### Dataset content
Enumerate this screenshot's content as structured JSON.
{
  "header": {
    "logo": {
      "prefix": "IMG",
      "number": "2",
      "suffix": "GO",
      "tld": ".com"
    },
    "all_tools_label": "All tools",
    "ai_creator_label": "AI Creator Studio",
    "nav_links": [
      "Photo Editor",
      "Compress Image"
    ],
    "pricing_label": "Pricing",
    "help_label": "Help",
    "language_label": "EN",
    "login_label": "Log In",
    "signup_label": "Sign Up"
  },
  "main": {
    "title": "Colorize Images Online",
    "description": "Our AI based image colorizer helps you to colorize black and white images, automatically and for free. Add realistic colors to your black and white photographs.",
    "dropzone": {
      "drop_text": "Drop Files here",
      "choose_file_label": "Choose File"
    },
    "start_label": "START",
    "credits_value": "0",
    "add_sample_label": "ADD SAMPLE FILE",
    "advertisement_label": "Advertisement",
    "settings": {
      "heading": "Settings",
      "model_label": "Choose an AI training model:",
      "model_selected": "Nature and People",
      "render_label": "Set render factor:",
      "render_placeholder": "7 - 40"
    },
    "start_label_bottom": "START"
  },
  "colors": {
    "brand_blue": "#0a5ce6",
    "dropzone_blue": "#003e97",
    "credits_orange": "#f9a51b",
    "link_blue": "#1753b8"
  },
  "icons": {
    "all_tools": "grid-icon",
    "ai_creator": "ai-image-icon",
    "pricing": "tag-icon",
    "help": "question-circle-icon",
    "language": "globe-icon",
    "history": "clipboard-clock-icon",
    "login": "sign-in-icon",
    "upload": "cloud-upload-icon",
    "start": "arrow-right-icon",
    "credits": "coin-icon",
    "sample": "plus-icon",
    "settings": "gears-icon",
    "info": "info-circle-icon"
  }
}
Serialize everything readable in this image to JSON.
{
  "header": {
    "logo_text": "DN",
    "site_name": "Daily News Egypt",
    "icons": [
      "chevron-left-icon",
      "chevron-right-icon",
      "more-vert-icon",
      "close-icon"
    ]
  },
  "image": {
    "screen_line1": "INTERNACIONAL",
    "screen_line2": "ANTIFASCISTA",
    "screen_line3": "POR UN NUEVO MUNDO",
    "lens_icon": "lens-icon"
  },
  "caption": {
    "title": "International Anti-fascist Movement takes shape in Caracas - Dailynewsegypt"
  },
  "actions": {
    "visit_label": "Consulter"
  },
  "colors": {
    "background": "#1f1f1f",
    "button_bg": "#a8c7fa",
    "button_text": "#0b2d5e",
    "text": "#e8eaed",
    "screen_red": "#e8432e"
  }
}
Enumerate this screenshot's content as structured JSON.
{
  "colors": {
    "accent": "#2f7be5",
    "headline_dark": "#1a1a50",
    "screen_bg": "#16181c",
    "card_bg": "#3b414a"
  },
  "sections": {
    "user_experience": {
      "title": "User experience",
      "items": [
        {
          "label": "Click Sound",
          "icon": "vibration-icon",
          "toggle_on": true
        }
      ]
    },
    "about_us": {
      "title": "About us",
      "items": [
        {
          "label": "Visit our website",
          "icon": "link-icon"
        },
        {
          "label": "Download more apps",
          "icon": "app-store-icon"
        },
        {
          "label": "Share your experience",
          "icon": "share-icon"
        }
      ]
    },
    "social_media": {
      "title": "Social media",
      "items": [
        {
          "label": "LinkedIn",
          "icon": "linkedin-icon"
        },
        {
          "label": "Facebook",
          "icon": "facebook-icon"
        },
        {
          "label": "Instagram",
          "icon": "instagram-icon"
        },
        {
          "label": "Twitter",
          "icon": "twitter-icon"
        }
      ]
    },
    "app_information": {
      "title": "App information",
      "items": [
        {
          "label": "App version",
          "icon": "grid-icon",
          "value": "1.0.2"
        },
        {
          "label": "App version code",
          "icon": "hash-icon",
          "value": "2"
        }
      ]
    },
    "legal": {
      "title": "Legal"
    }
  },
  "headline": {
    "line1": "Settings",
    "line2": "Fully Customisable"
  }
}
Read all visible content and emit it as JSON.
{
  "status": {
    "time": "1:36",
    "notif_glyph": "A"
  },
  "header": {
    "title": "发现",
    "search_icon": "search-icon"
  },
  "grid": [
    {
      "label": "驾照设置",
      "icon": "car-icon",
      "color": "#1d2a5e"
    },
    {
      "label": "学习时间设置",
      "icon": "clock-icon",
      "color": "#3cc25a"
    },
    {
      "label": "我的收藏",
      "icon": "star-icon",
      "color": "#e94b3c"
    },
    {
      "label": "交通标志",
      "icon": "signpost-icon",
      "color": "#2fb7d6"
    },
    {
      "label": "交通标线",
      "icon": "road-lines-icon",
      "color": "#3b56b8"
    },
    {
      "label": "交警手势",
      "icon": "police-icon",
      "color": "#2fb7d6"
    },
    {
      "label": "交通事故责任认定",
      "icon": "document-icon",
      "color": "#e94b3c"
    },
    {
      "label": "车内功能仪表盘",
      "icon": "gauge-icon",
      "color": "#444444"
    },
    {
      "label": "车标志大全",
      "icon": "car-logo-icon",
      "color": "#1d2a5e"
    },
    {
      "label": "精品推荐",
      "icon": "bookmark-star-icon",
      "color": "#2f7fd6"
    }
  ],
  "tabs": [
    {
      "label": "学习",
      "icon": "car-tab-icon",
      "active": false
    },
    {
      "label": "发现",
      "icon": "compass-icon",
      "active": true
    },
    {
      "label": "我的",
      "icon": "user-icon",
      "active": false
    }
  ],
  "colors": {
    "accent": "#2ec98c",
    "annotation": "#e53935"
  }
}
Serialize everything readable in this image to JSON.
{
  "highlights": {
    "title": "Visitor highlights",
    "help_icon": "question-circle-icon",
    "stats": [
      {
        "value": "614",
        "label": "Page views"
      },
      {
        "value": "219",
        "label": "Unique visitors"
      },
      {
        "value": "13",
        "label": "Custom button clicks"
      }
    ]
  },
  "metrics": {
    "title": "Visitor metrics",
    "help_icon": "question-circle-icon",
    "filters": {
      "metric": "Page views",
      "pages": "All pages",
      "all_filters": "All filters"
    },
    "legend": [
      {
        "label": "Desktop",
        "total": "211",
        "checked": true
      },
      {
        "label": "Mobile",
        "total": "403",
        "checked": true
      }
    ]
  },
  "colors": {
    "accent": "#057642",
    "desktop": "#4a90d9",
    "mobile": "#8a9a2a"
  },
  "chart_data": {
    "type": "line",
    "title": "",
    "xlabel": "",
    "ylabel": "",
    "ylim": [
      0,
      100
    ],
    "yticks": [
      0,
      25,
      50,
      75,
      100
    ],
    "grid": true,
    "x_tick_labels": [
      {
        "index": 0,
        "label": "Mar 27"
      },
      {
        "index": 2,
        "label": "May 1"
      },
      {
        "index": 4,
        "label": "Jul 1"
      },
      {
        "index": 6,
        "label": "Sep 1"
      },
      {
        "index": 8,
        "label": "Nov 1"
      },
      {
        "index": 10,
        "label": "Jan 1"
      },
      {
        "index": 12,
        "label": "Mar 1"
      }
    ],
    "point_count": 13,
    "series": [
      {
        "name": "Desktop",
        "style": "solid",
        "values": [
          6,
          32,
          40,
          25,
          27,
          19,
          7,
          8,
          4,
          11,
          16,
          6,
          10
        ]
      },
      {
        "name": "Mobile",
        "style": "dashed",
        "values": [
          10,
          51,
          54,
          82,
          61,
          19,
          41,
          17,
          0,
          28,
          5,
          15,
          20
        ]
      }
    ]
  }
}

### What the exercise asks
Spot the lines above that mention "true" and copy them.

### Result of the exercise
          "toggle_on": true
      "active": true
        "checked": true
        "checked": true
    "grid": true,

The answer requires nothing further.